"War presidents" are hardly exceptional in modern American history. To a greater or lesser extent, every president since Wilson has been a War President. Each has committed our country to the pursuit of peace, yet involved us in a seemingly endless series of wars -- conflicts that the American foreign policy establishment has generally made worse. The chief reason, argues Angelo Codevilla in Advice to War Presidents, is that America's leaders have habitually imagined the world as they wished it to be rather than as it is: They acted under the assumptions that war is not a normal tool of statecraft but a curable disease, and that all the world's peoples wish to live as Americans do. As a result, our leaders have committed America to the grandest of ends while constantly subverting their own goals.
Employing many negative examples from the Bush II administration but also ranging widely over the last century, Advice to War Presidents offers a primer on the unchanging principles of foreign policy. Codevilla explains the essentials -- focusing on realities such as diplomacy, alliances, war, economic statecraft, intelligence, and prestige, rather than on meaningless phrases like "international community," "peacekeeping" and "collective security." Not a realist, neoconservative, or a liberal internationalist, Codevilla follows an older tradition: that of historians like Thucydides, Herodotus, and Winston Churchill -- writers who analyzed international affairs without imposing false categories.

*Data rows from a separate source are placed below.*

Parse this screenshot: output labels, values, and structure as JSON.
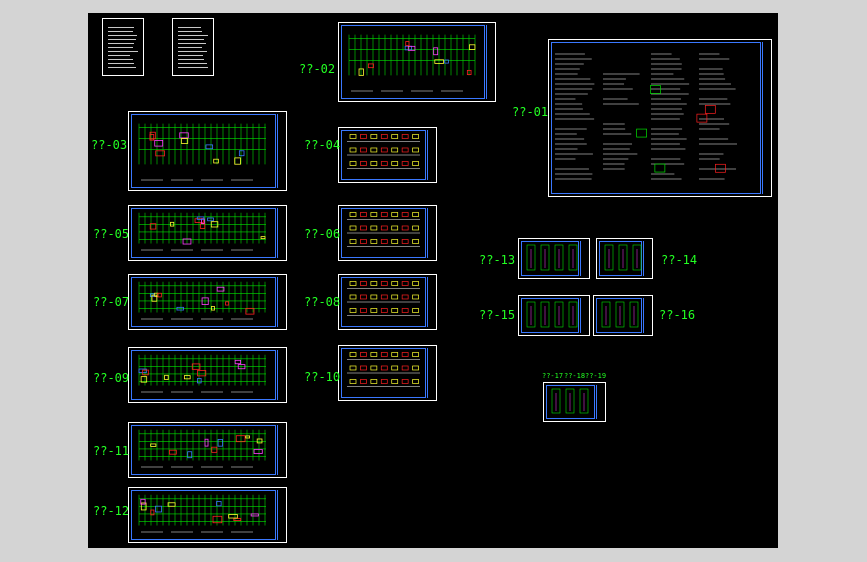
{
  "colors": {
    "background": "#000000",
    "label": "#22ff22",
    "sheet_border": "#ffffff",
    "frame": "#3a78ff",
    "grid": "#00e000",
    "accent_red": "#ff2020",
    "accent_yellow": "#ffff30",
    "accent_magenta": "#ff40ff"
  },
  "labels": {
    "s01": "??-01",
    "s02": "??-02",
    "s03": "??-03",
    "s04": "??-04",
    "s05": "??-05",
    "s06": "??-06",
    "s07": "??-07",
    "s08": "??-08",
    "s09": "??-09",
    "s10": "??-10",
    "s11": "??-11",
    "s12": "??-12",
    "s13": "??-13",
    "s14": "??-14",
    "s15": "??-15",
    "s16": "??-16",
    "s17": "??-17",
    "s18": "??-18",
    "s19": "??-19"
  }
}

Advice to War Presidents is an effort to talk our future presidents down from their rhetorical highs and get them to practice statecraft rather than wishful thinking, lest they give us further violence.
About the Author
Angelo M. Codevilla has taught political theory and international relations at Stanford, Princeton, and Georgetown University and is presently a professor of international relations at Boston University. He is the author of nine books, including The Character of Nations, The Arms Control Delusion, and a new translation of Machiavelli's The Prince. He lives in Boston, Massachusetts.
Publishers Weekly Accessible Codevilla writes intelligently on topics as diverse as the affect of economic sanctions on Iraq in the 1990s and contemporary relations between Russia and Georgia.”
Library Journal Veteran international relations author Codevilla questions basic assumptions that have guided U.S. foreign policy since Woodrow Wilson tried to make the world safe for democracy Recommended for academic and larger public libraries.”
American Spectator Machiavelli could not have written a better book to give advice to war presidents.'”
Claremont Review Compelling reading bracing and intelligent.”
FamilySecurityMatters.org [An] expansive and important work [Advice to War Presidents] should be required reading for Senators and their staff as an essential primer to the arcane world of arms control.”
First Principals A refreshingly unashamed conservative critique of twentieth-century U.S. foreign policy, especially with regard to war and the use of force.”